§ **Excerpted data**
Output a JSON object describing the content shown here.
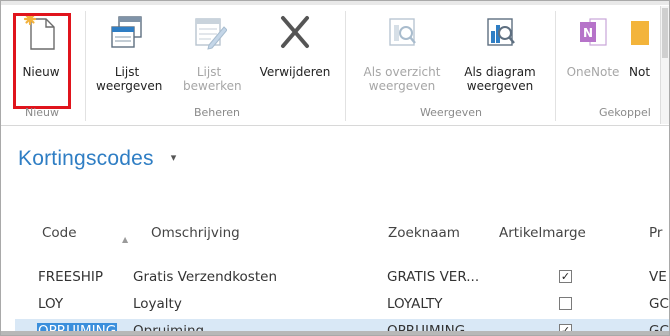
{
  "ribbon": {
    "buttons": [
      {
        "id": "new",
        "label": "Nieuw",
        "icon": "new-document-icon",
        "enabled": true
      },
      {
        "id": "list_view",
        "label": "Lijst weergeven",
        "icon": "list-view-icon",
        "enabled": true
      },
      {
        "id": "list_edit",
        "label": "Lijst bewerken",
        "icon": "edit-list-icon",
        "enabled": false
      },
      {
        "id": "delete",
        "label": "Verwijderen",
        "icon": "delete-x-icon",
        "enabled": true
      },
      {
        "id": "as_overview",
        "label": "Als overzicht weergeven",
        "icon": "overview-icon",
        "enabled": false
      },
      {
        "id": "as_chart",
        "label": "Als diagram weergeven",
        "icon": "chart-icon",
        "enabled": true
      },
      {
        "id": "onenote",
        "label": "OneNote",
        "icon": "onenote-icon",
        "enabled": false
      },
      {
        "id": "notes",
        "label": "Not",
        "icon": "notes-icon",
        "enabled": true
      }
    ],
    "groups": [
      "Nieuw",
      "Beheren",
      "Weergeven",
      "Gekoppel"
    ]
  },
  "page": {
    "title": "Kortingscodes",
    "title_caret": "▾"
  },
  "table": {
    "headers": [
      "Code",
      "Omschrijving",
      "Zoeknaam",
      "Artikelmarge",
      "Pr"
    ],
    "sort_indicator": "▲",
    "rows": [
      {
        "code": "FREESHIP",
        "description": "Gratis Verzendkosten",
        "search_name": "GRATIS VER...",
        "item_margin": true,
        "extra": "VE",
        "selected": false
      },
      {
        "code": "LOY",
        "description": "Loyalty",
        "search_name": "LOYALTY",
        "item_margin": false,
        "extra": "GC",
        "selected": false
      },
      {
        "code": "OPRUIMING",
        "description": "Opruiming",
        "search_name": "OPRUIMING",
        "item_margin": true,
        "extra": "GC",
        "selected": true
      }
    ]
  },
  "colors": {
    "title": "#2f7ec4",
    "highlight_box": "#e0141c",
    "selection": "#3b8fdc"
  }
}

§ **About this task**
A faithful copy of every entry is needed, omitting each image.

§ **Output for this task**
Output a JSON object describing the content shown here.
{
  "ribbon": {
    "buttons": [
      {
        "id": "new",
        "label": "Nieuw",
        "icon": "new-document-icon",
        "enabled": true
      },
      {
        "id": "list_view",
        "label": "Lijst weergeven",
        "icon": "list-view-icon",
        "enabled": true
      },
      {
        "id": "list_edit",
        "label": "Lijst bewerken",
        "icon": "edit-list-icon",
        "enabled": false
      },
      {
        "id": "delete",
        "label": "Verwijderen",
        "icon": "delete-x-icon",
        "enabled": true
      },
      {
        "id": "as_overview",
        "label": "Als overzicht weergeven",
        "icon": "overview-icon",
        "enabled": false
      },
      {
        "id": "as_chart",
        "label": "Als diagram weergeven",
        "icon": "chart-icon",
        "enabled": true
      },
      {
        "id": "onenote",
        "label": "OneNote",
        "icon": "onenote-icon",
        "enabled": false
      },
      {
        "id": "notes",
        "label": "Not",
        "icon": "notes-icon",
        "enabled": true
      }
    ],
    "groups": [
      "Nieuw",
      "Beheren",
      "Weergeven",
      "Gekoppel"
    ]
  },
  "page": {
    "title": "Kortingscodes",
    "title_caret": "▾"
  },
  "table": {
    "headers": [
      "Code",
      "Omschrijving",
      "Zoeknaam",
      "Artikelmarge",
      "Pr"
    ],
    "sort_indicator": "▲",
    "rows": [
      {
        "code": "FREESHIP",
        "description": "Gratis Verzendkosten",
        "search_name": "GRATIS VER...",
        "item_margin": true,
        "extra": "VE",
        "selected": false
      },
      {
        "code": "LOY",
        "description": "Loyalty",
        "search_name": "LOYALTY",
        "item_margin": false,
        "extra": "GC",
        "selected": false
      },
      {
        "code": "OPRUIMING",
        "description": "Opruiming",
        "search_name": "OPRUIMING",
        "item_margin": true,
        "extra": "GC",
        "selected": true
      }
    ]
  },
  "colors": {
    "title": "#2f7ec4",
    "highlight_box": "#e0141c",
    "selection": "#3b8fdc"
  }
}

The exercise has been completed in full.